§ About this exercise: Reproduce the records below exactly as given.

§ Interface dataset entries:
————————
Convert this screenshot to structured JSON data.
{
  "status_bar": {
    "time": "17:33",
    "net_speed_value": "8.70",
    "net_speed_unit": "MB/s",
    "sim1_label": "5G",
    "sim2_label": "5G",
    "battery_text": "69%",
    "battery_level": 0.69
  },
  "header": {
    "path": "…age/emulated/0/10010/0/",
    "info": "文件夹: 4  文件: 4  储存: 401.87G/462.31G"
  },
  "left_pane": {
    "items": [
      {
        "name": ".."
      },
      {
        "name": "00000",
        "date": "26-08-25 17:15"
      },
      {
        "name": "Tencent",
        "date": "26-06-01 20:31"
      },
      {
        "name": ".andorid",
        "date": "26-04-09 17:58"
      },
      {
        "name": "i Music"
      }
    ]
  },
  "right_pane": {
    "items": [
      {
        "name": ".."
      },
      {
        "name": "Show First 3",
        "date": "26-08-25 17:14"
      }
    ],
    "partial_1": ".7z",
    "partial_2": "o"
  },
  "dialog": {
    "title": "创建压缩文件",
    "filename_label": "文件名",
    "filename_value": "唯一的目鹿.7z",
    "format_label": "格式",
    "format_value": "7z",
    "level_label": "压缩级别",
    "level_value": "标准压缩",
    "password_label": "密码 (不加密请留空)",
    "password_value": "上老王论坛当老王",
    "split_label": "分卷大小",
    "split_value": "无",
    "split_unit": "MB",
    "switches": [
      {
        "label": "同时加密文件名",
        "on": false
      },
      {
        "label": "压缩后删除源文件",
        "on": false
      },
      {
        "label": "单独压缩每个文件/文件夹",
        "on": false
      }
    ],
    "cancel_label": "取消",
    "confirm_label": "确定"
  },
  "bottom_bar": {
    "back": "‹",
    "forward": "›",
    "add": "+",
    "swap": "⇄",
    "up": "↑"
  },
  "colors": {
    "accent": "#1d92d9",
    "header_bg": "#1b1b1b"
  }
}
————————
§ Result of the exercise:
Convert this screenshot to structured JSON data.
{
  "status_bar": {
    "time": "17:33",
    "net_speed_value": "8.70",
    "net_speed_unit": "MB/s",
    "sim1_label": "5G",
    "sim2_label": "5G",
    "battery_text": "69%",
    "battery_level": 0.69
  },
  "header": {
    "path": "…age/emulated/0/10010/0/",
    "info": "文件夹: 4  文件: 4  储存: 401.87G/462.31G"
  },
  "left_pane": {
    "items": [
      {
        "name": ".."
      },
      {
        "name": "00000",
        "date": "26-08-25 17:15"
      },
      {
        "name": "Tencent",
        "date": "26-06-01 20:31"
      },
      {
        "name": ".andorid",
        "date": "26-04-09 17:58"
      },
      {
        "name": "i Music"
      }
    ]
  },
  "right_pane": {
    "items": [
      {
        "name": ".."
      },
      {
        "name": "Show First 3",
        "date": "26-08-25 17:14"
      }
    ],
    "partial_1": ".7z",
    "partial_2": "o"
  },
  "dialog": {
    "title": "创建压缩文件",
    "filename_label": "文件名",
    "filename_value": "唯一的目鹿.7z",
    "format_label": "格式",
    "format_value": "7z",
    "level_label": "压缩级别",
    "level_value": "标准压缩",
    "password_label": "密码 (不加密请留空)",
    "password_value": "上老王论坛当老王",
    "split_label": "分卷大小",
    "split_value": "无",
    "split_unit": "MB",
    "switches": [
      {
        "label": "同时加密文件名",
        "on": false
      },
      {
        "label": "压缩后删除源文件",
        "on": false
      },
      {
        "label": "单独压缩每个文件/文件夹",
        "on": false
      }
    ],
    "cancel_label": "取消",
    "confirm_label": "确定"
  },
  "bottom_bar": {
    "back": "‹",
    "forward": "›",
    "add": "+",
    "swap": "⇄",
    "up": "↑"
  },
  "colors": {
    "accent": "#1d92d9",
    "header_bg": "#1b1b1b"
  }
}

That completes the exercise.